Parties & Events

Women & Science: The Rockefeller University hosts Elaine Fuchs for annual spring luncheon

Tuesday, June 3, 2014
Follow by Email
Facebook
Twitter
Instagram
In a world of rapidly growing technology and medical advances, more and more treatments for once fatal illnesses and conditions are being discovered and created. And more today than ever, women are playing an essential role in this advancement. A big contributor the success of such women is The Rockefeller University’s Women & Science initiative.

The Rockefeller University is a world-renowned center for research and graduate learning in the biomedical sciences, chemistry and physics. It was founded as the nation’s first institute for medical research. Twenty-four researchers associated with Rockefeller have been awarded the Nobel Prize.

The university is devoted to improving human health through transformative discoveries and advanced education in the life sciences. Established in 1998, the W&S initiative highlights the role of these discoveries and research in relation to women’s health. It also showcases the contributions of women scientists and raises funds to support their work.

Over the past 16 years more than 3,000 people have attended W&S programs featuring Rockefeller scientists and guest speakers. The lecture and luncheon on May 15 was no different. Dr. Elaine Fuchs, a Rebecca C. Lancefield Professor at Rockefeller, spoke about stem cells and their relation to regenerative medicine, aging and cancer. A number of VIPs graced the audience including designer Tory Burch, executive director of Pershing Square Sohn Cancer Research Alliance Olivia Flatto, HRH Princess Firyal of Jordan, host and Rockefeller president Marc Tessier-Lavigne, Lulu WangLisa McCarthy, Diane Burke, and Robin Neustein.

Dr. Fuchs is also an investigator for the Howard Hughes Medical Institute and a member of the National Academy of Sciences and its Institute of Medicine. Her research on the biology of skin has been extremely influential in clarifying the roles that stem cells play in building and regenerating tissues. Studies that she’s conducted with the assistance of her collaborators have revealed unanticipated opportunities for therapies involving stem cells.

She is currently exploring the theory that tumors arise from stem cells gone askew which increases the possibility that scientists could intervene in this process for cancer therapy. One of the most crucial medical searches ongoing today is a cure for cancer – could this be a small breakthrough to get scientists one step closer to that find?

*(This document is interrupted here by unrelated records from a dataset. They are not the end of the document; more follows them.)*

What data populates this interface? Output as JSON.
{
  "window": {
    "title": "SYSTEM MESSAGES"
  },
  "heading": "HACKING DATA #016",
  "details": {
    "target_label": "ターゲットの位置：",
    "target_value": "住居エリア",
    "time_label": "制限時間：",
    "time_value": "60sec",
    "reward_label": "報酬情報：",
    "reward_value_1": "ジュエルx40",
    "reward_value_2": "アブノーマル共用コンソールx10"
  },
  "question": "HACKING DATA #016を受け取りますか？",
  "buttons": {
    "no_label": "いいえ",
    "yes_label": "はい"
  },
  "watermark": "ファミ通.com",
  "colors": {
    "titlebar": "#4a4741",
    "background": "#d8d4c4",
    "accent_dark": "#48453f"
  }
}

Partners in Discovery, the fundraising arm of W&S, has raised more than $22 million in support of talented women pursuing careers in the sciences at Rockefeller. Dr. Fuchs was one of these women. She has won numerous awards and honors for her research and studies. Her acclaim has boosted her to the forefront of biomedical research. Without the support of the W&S initiative, it would have been difficult for her to receive the education and resources needed to provide the philanthropic services and achieve the successes she has had thus far.

For more information visit www.omenandscience.rockefeller.edu
MORE FROM PARTIES & EVENTS
img

Making Herstory at the Brooklyn Museum

A celebration for the museum's feminist art center.

On The Avenue
img

A Sweet Sixteen for Daniel Boulud

Happy Birthday, DB Bistro!

Dining
img
Dining

Pop! Goes the Restaurant Scene

Heading to the Hamptons this weekend? Here's where to dine.

by Beth LandmanPhotographed by Billy Farrall